> **RECORDS TO PROCESS**:
========================================

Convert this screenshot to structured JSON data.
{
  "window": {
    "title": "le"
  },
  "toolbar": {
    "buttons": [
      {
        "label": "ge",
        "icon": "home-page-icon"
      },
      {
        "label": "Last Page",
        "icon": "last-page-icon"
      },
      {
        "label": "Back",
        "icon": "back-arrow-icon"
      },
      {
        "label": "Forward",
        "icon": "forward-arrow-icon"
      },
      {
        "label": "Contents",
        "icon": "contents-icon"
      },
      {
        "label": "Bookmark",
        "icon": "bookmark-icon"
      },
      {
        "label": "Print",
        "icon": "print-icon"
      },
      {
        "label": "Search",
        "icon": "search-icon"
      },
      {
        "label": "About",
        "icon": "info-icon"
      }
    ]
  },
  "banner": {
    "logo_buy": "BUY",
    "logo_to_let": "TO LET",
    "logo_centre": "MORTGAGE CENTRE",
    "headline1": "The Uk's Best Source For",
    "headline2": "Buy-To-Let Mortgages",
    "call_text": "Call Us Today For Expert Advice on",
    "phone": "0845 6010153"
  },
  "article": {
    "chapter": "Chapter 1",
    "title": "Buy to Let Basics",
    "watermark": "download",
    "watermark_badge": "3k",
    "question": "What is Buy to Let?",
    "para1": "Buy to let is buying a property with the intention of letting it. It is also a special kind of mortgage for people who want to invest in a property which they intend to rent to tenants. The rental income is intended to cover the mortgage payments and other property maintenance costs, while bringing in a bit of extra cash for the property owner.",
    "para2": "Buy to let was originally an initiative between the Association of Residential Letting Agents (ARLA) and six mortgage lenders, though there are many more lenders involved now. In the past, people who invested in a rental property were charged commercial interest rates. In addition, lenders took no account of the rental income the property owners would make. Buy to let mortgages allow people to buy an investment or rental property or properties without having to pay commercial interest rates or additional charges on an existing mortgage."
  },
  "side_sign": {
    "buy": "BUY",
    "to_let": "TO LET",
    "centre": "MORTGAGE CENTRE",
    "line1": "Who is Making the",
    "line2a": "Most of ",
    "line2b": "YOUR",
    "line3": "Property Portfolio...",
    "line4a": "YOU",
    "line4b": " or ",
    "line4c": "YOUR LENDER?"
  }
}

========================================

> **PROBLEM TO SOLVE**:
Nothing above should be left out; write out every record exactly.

> **EXERCISE RESULT**:
Convert this screenshot to structured JSON data.
{
  "window": {
    "title": "le"
  },
  "toolbar": {
    "buttons": [
      {
        "label": "ge",
        "icon": "home-page-icon"
      },
      {
        "label": "Last Page",
        "icon": "last-page-icon"
      },
      {
        "label": "Back",
        "icon": "back-arrow-icon"
      },
      {
        "label": "Forward",
        "icon": "forward-arrow-icon"
      },
      {
        "label": "Contents",
        "icon": "contents-icon"
      },
      {
        "label": "Bookmark",
        "icon": "bookmark-icon"
      },
      {
        "label": "Print",
        "icon": "print-icon"
      },
      {
        "label": "Search",
        "icon": "search-icon"
      },
      {
        "label": "About",
        "icon": "info-icon"
      }
    ]
  },
  "banner": {
    "logo_buy": "BUY",
    "logo_to_let": "TO LET",
    "logo_centre": "MORTGAGE CENTRE",
    "headline1": "The Uk's Best Source For",
    "headline2": "Buy-To-Let Mortgages",
    "call_text": "Call Us Today For Expert Advice on",
    "phone": "0845 6010153"
  },
  "article": {
    "chapter": "Chapter 1",
    "title": "Buy to Let Basics",
    "watermark": "download",
    "watermark_badge": "3k",
    "question": "What is Buy to Let?",
    "para1": "Buy to let is buying a property with the intention of letting it. It is also a special kind of mortgage for people who want to invest in a property which they intend to rent to tenants. The rental income is intended to cover the mortgage payments and other property maintenance costs, while bringing in a bit of extra cash for the property owner.",
    "para2": "Buy to let was originally an initiative between the Association of Residential Letting Agents (ARLA) and six mortgage lenders, though there are many more lenders involved now. In the past, people who invested in a rental property were charged commercial interest rates. In addition, lenders took no account of the rental income the property owners would make. Buy to let mortgages allow people to buy an investment or rental property or properties without having to pay commercial interest rates or additional charges on an existing mortgage."
  },
  "side_sign": {
    "buy": "BUY",
    "to_let": "TO LET",
    "centre": "MORTGAGE CENTRE",
    "line1": "Who is Making the",
    "line2a": "Most of ",
    "line2b": "YOUR",
    "line3": "Property Portfolio...",
    "line4a": "YOU",
    "line4b": " or ",
    "line4c": "YOUR LENDER?"
  }
}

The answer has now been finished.